I think that I shall never see
A thing so scraggly as the bois d’arc tree.
-paraphrase by me 🙂
If you drive through the Texas countryside in Autumn, you’re likely to see a bois d’ard tree.
They’re big and scraggly, and they produce bumpy chartreuse fruit about the size of a grapefruit which they drop all over the ground in the fall. It’s almost impossible to cut into the fruit, but if you manage, you’ll find it’s very icky and sticky.
Most people have no idea what to call the tree. Those who recognize the bois d’ard tree may call it a variety of easier names: Osage orange, hedge apple, or horse apple.
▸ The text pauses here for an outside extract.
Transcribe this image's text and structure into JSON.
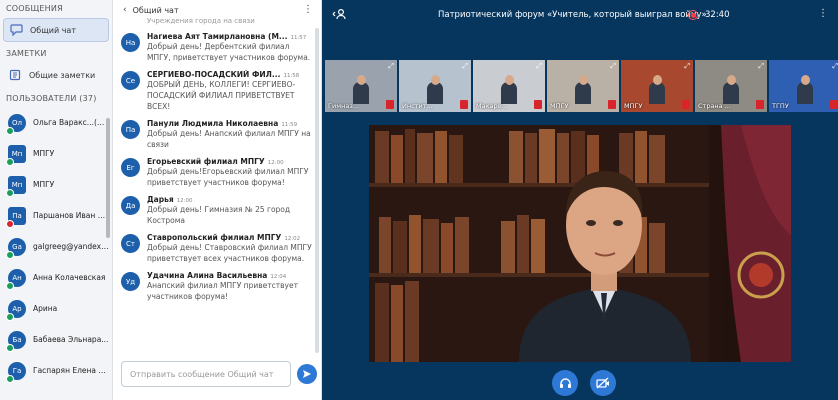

Bois d’arc (pronounced BO-dark) is a French name that literally means “tree of the arch” or “bow wood.”
Native Texans prized the extremely hard wood of the bois d’arc for making bows. A bow made of bois d’arc wood took a long time to make and a lot of strength to pull, but the wood was resilient enough to spring back and launch an arrow far afield without breaking.
Settlers sometimes planted bois d’arc trees close so that their tangled, thorny branches would form a hedge that was “horse high, bull strong, and hog tight.” Because the wood naturally resists decay, it also made good fence posts.
So now you know! 😉